• _EXERCISE_:
Wherever a line below holds the word "hours", copy that line.

(DATASET RECORDS begins)

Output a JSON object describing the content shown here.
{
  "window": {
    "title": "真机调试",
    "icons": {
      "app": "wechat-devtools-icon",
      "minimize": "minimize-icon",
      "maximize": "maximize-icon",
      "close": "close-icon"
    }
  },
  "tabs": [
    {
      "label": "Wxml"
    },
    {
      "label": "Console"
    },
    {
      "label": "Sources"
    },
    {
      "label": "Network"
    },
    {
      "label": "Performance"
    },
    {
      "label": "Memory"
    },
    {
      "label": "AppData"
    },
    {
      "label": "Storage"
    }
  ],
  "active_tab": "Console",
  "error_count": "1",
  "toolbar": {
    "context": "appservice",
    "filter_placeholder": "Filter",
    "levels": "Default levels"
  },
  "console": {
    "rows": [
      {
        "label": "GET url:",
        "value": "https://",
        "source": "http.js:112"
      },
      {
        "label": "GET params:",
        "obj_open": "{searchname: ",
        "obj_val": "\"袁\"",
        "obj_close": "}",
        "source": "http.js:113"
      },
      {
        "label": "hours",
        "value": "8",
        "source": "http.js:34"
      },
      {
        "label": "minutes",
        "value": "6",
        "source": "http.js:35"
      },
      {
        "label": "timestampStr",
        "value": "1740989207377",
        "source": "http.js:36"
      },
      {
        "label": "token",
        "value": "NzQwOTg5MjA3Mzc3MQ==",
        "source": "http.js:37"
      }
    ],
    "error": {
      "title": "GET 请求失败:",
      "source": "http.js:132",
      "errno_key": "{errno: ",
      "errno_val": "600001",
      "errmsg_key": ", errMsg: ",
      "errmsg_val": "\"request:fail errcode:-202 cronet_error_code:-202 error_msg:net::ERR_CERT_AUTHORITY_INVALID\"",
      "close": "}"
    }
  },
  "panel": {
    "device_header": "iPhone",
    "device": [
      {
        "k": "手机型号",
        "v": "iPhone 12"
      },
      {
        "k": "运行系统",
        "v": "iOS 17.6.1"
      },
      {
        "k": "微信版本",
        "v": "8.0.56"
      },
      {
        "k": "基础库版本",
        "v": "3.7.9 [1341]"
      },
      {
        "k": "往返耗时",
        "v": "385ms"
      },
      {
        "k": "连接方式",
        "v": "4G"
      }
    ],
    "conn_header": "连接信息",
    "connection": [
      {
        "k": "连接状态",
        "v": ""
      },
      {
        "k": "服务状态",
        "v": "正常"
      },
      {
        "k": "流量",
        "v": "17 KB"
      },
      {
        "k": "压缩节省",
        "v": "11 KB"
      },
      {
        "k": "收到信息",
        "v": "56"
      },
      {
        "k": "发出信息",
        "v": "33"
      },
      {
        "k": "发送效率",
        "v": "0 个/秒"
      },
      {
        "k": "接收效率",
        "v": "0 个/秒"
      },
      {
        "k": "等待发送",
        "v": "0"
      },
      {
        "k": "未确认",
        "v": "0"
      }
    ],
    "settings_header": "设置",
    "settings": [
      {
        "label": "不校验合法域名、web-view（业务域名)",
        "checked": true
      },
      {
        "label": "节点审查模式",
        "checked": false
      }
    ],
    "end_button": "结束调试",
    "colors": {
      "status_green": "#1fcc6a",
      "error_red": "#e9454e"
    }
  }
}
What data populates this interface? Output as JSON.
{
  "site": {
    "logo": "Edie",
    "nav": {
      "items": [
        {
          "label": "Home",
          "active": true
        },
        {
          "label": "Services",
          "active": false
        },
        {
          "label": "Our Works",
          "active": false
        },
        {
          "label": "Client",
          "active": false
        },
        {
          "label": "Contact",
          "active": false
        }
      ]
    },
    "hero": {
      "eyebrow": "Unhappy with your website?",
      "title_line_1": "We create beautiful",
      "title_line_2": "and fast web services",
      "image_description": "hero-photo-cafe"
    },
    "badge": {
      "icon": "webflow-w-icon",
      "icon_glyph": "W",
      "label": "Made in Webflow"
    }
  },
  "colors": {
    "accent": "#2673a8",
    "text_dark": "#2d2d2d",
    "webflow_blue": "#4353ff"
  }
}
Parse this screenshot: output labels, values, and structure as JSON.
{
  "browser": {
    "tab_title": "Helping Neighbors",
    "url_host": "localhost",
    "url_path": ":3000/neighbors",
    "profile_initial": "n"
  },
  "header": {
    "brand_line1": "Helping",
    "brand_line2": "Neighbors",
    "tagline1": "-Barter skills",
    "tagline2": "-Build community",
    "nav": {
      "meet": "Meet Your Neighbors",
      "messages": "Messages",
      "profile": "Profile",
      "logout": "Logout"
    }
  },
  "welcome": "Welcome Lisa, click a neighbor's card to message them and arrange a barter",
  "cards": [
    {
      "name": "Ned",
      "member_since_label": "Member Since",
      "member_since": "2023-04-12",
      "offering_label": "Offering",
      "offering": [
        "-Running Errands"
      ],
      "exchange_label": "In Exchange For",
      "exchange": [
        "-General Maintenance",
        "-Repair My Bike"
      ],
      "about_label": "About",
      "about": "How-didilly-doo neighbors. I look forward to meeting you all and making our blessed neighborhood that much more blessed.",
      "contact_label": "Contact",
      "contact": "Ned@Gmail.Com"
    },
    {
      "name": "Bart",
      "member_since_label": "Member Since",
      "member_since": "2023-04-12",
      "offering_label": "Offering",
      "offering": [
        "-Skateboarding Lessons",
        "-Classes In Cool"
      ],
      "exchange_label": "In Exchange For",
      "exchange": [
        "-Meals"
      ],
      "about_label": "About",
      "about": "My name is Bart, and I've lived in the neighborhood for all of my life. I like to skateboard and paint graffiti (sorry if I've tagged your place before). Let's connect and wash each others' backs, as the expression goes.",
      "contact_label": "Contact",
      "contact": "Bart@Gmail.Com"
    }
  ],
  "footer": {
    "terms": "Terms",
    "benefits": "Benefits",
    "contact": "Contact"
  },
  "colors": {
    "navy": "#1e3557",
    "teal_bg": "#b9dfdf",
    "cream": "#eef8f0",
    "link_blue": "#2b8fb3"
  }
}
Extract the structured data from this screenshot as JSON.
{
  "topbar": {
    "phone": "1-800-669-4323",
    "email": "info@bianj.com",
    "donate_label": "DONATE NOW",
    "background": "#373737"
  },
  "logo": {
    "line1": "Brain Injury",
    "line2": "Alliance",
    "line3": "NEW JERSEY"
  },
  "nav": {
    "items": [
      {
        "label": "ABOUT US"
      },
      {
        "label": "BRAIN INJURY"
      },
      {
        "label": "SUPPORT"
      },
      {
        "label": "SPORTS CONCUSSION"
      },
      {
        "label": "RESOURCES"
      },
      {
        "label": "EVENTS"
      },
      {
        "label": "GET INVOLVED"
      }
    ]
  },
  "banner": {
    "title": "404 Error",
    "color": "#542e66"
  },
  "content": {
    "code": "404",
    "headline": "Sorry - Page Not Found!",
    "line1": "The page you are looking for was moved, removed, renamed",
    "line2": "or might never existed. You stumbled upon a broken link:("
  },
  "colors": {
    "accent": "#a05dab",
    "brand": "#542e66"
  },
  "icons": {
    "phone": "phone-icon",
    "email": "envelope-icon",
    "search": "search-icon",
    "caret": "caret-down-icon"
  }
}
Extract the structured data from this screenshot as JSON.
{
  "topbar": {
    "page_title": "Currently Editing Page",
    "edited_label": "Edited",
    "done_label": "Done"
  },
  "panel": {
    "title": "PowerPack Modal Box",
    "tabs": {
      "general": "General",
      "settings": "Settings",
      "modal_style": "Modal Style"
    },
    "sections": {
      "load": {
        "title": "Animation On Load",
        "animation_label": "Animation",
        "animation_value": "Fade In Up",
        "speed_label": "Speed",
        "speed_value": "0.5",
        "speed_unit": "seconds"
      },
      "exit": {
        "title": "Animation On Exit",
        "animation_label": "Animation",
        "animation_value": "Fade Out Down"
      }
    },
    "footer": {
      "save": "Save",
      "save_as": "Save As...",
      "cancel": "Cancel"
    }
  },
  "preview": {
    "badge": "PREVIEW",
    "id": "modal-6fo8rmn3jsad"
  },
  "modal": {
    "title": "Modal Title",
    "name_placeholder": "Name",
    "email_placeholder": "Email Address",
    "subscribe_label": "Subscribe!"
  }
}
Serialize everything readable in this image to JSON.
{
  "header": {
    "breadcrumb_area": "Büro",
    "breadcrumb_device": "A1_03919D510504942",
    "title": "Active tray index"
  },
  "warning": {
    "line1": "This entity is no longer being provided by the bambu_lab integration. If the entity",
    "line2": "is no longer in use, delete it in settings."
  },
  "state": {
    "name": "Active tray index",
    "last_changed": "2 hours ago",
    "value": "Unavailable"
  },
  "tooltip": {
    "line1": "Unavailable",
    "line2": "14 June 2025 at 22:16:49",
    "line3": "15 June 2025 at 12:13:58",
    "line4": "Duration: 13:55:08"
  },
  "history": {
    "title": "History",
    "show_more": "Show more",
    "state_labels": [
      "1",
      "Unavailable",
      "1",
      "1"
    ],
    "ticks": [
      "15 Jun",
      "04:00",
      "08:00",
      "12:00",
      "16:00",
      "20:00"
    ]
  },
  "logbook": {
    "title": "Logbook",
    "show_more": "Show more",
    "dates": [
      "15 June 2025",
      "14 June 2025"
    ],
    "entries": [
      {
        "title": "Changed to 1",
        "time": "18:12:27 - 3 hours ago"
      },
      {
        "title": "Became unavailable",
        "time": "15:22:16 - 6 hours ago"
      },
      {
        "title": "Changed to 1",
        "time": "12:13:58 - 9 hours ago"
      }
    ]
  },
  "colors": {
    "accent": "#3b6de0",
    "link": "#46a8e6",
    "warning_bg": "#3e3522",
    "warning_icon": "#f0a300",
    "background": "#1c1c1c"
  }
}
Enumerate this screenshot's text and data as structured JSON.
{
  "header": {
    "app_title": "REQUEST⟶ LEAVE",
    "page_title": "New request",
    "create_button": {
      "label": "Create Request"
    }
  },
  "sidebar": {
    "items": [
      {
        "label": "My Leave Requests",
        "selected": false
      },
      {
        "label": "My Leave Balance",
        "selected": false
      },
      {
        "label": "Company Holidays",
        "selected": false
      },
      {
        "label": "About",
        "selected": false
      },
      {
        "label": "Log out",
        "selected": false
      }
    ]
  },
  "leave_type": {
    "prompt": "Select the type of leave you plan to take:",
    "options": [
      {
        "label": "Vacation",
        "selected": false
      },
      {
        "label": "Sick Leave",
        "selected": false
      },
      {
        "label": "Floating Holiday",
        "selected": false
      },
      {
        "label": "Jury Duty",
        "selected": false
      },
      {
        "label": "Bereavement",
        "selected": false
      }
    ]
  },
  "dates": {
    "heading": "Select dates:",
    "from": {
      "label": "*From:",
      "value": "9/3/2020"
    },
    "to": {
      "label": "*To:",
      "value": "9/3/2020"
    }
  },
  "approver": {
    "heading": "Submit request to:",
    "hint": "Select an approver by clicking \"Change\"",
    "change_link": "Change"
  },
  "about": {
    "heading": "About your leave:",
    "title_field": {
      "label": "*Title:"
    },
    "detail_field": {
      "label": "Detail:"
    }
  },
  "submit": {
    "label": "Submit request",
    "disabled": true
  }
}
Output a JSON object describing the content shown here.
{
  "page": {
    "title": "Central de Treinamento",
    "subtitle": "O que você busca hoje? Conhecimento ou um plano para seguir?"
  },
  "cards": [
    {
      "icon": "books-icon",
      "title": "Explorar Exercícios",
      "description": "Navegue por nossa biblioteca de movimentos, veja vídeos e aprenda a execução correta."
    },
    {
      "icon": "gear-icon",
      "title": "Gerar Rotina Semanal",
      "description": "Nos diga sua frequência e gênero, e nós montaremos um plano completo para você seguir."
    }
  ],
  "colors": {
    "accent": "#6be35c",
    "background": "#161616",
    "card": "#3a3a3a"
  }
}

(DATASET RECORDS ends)

• _ANSWER FOR THE TASK_:
        "label": "hours",
    "last_changed": "2 hours ago",
        "time": "18:12:27 - 3 hours ago"
        "time": "15:22:16 - 6 hours ago"
        "time": "12:13:58 - 9 hours ago"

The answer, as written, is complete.